PROBLEM TO SOLVE — Copy out, from the entries below, each line holding the string "title".

--------------------------------------------------

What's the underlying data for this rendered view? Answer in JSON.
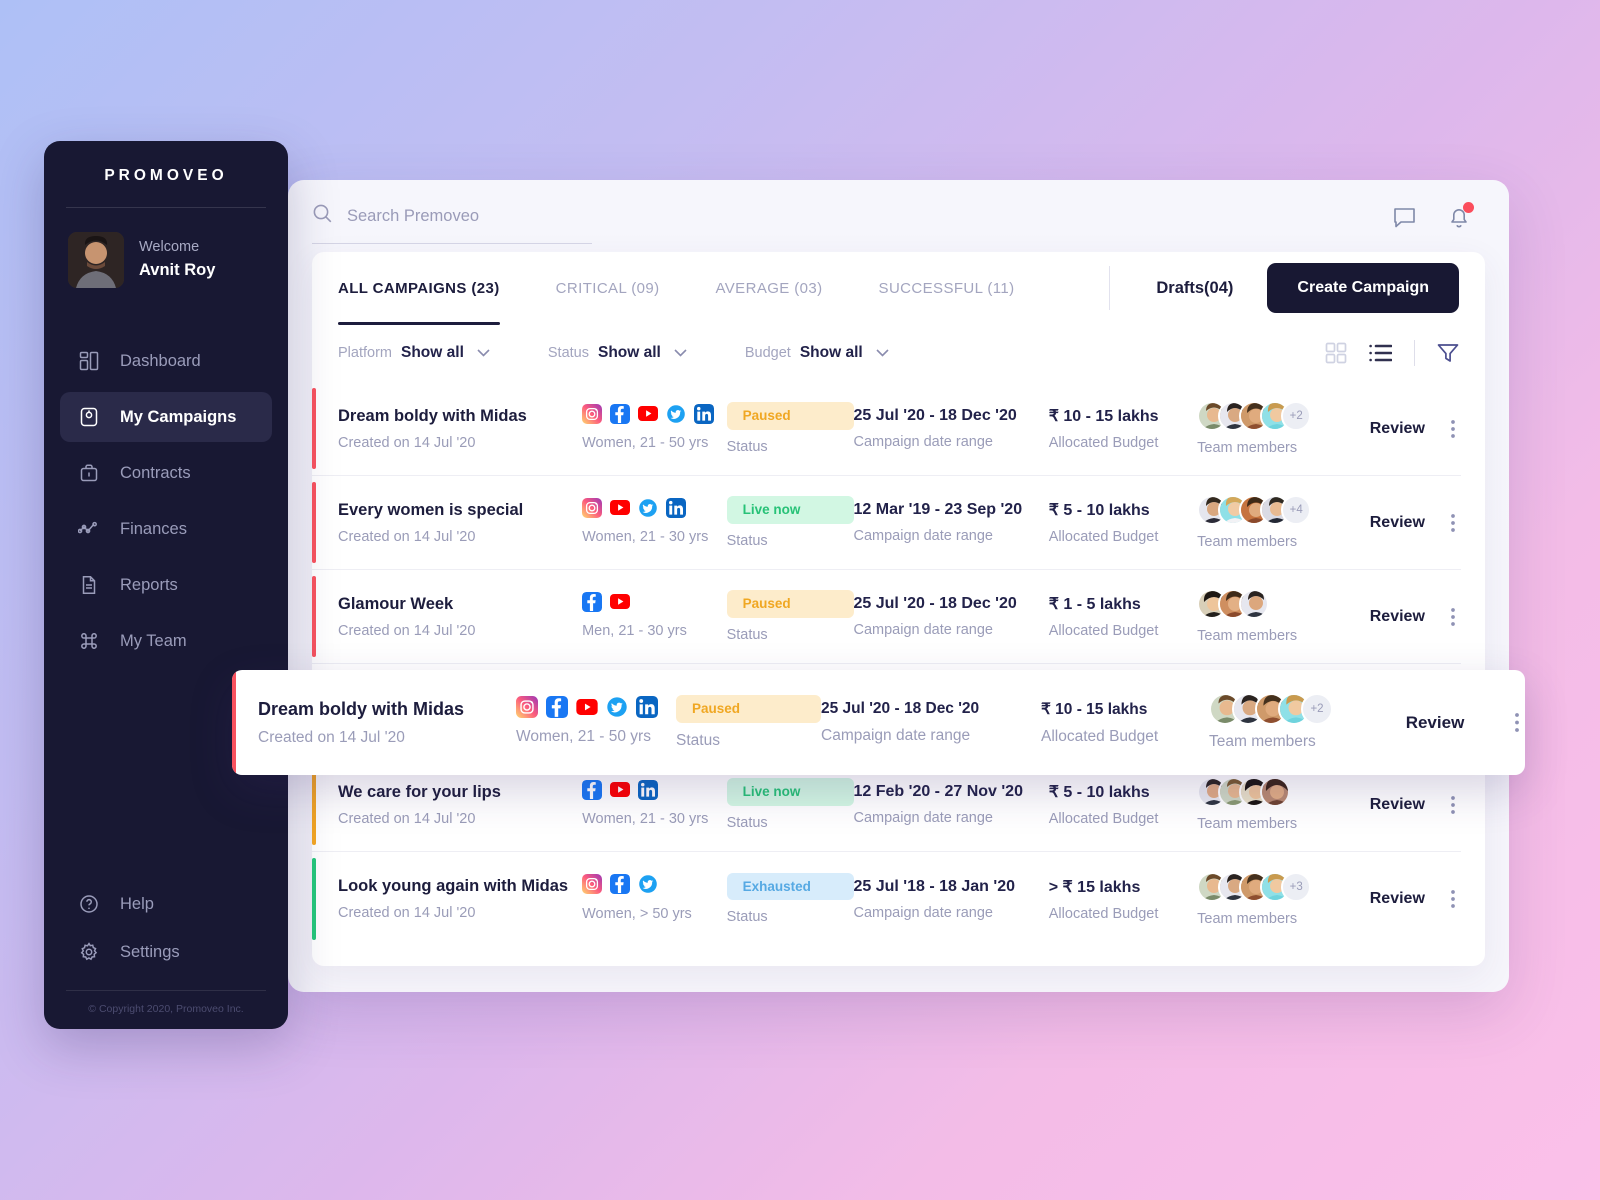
{
  "brand": "PROMOVEO",
  "profile": {
    "welcome": "Welcome",
    "name": "Avnit Roy"
  },
  "sidebar": {
    "items": [
      {
        "label": "Dashboard",
        "icon": "dashboard-icon",
        "active": false
      },
      {
        "label": "My Campaigns",
        "icon": "campaigns-icon",
        "active": true
      },
      {
        "label": "Contracts",
        "icon": "briefcase-icon",
        "active": false
      },
      {
        "label": "Finances",
        "icon": "chart-line-icon",
        "active": false
      },
      {
        "label": "Reports",
        "icon": "document-icon",
        "active": false
      },
      {
        "label": "My Team",
        "icon": "command-icon",
        "active": false
      }
    ],
    "bottom_items": [
      {
        "label": "Help",
        "icon": "help-circle-icon"
      },
      {
        "label": "Settings",
        "icon": "gear-icon"
      }
    ],
    "copyright": "© Copyright 2020, Promoveo Inc."
  },
  "topbar": {
    "search_placeholder": "Search Premoveo",
    "search_value": "",
    "search_icon": "search-icon",
    "chat_icon": "chat-bubble-icon",
    "bell_icon": "bell-icon"
  },
  "tabs": [
    {
      "label": "ALL CAMPAIGNS (23)",
      "active": true
    },
    {
      "label": "CRITICAL (09)",
      "active": false
    },
    {
      "label": "AVERAGE (03)",
      "active": false
    },
    {
      "label": "SUCCESSFUL (11)",
      "active": false
    }
  ],
  "drafts_label": "Drafts(04)",
  "create_button": "Create Campaign",
  "filters": [
    {
      "label": "Platform",
      "value": "Show all"
    },
    {
      "label": "Status",
      "value": "Show all"
    },
    {
      "label": "Budget",
      "value": "Show all"
    }
  ],
  "view_controls": [
    {
      "name": "grid-view-icon",
      "active": false
    },
    {
      "name": "list-view-icon",
      "active": true
    },
    {
      "name": "filter-funnel-icon",
      "active": false
    }
  ],
  "labels": {
    "status": "Status",
    "date_range": "Campaign date range",
    "budget": "Allocated Budget",
    "team": "Team members",
    "review": "Review",
    "kebab": "more-options-icon"
  },
  "colors": {
    "accent_dark": "#181833",
    "critical": "#f9525f",
    "average": "#f5a623",
    "successful": "#25c77b",
    "paused_text": "#f0a722",
    "paused_bg": "#fdeccb",
    "live_text": "#27c277",
    "live_bg": "#d2f7e3",
    "exhausted_text": "#56a9e3",
    "exhausted_bg": "#d7ecfb"
  },
  "campaigns": [
    {
      "title": "Dream boldy with Midas",
      "created": "Created on 14 Jul '20",
      "platforms": [
        "instagram",
        "facebook",
        "youtube",
        "twitter",
        "linkedin"
      ],
      "audience": "Women, 21 - 50 yrs",
      "status": "Paused",
      "status_kind": "paused",
      "date_range": "25 Jul '20 - 18 Dec '20",
      "budget": "₹ 10 - 15 lakhs",
      "team_avatars": 4,
      "team_extra": "+2",
      "bar_color": "#f9525f"
    },
    {
      "title": "Every women is special",
      "created": "Created on 14 Jul '20",
      "platforms": [
        "instagram",
        "youtube",
        "twitter",
        "linkedin"
      ],
      "audience": "Women, 21 - 30 yrs",
      "status": "Live now",
      "status_kind": "live",
      "date_range": "12 Mar '19 - 23 Sep '20",
      "budget": "₹ 5 - 10 lakhs",
      "team_avatars": 4,
      "team_extra": "+4",
      "bar_color": "#f9525f"
    },
    {
      "title": "Glamour Week",
      "created": "Created on 14 Jul '20",
      "platforms": [
        "facebook",
        "youtube"
      ],
      "audience": "Men, 21 - 30 yrs",
      "status": "Paused",
      "status_kind": "paused",
      "date_range": "25 Jul '20 - 18 Dec '20",
      "budget": "₹ 1 - 5 lakhs",
      "team_avatars": 3,
      "team_extra": "",
      "bar_color": "#f9525f"
    },
    {
      "title": "Dream boldy with Midas",
      "created": "Created on 14 Jul '20",
      "platforms": [
        "instagram",
        "facebook",
        "youtube",
        "twitter",
        "linkedin"
      ],
      "audience": "Women, 21 - 50 yrs",
      "status": "Paused",
      "status_kind": "paused",
      "date_range": "25 Jul '20 - 18 Dec '20",
      "budget": "₹ 10 - 15 lakhs",
      "team_avatars": 4,
      "team_extra": "+2",
      "bar_color": "#f9525f"
    },
    {
      "title": "We care for your lips",
      "created": "Created on 14 Jul '20",
      "platforms": [
        "facebook",
        "youtube",
        "linkedin"
      ],
      "audience": "Women, 21 - 30 yrs",
      "status": "Live now",
      "status_kind": "live",
      "date_range": "12 Feb '20 - 27 Nov '20",
      "budget": "₹ 5 - 10 lakhs",
      "team_avatars": 4,
      "team_extra": "",
      "bar_color": "#f5a623"
    },
    {
      "title": "Look young again with Midas",
      "created": "Created on 14 Jul '20",
      "platforms": [
        "instagram",
        "facebook",
        "twitter"
      ],
      "audience": "Women, > 50 yrs",
      "status": "Exhausted",
      "status_kind": "exhausted",
      "date_range": "25 Jul '18 - 18 Jan '20",
      "budget": "> ₹ 15 lakhs",
      "team_avatars": 4,
      "team_extra": "+3",
      "bar_color": "#25c77b"
    }
  ],
  "floating_card_index": 3
}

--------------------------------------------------

REPLY —
      "title": "Dream boldy with Midas",
      "title": "Every women is special",
      "title": "Glamour Week",
      "title": "Dream boldy with Midas",
      "title": "We care for your lips",
      "title": "Look young again with Midas",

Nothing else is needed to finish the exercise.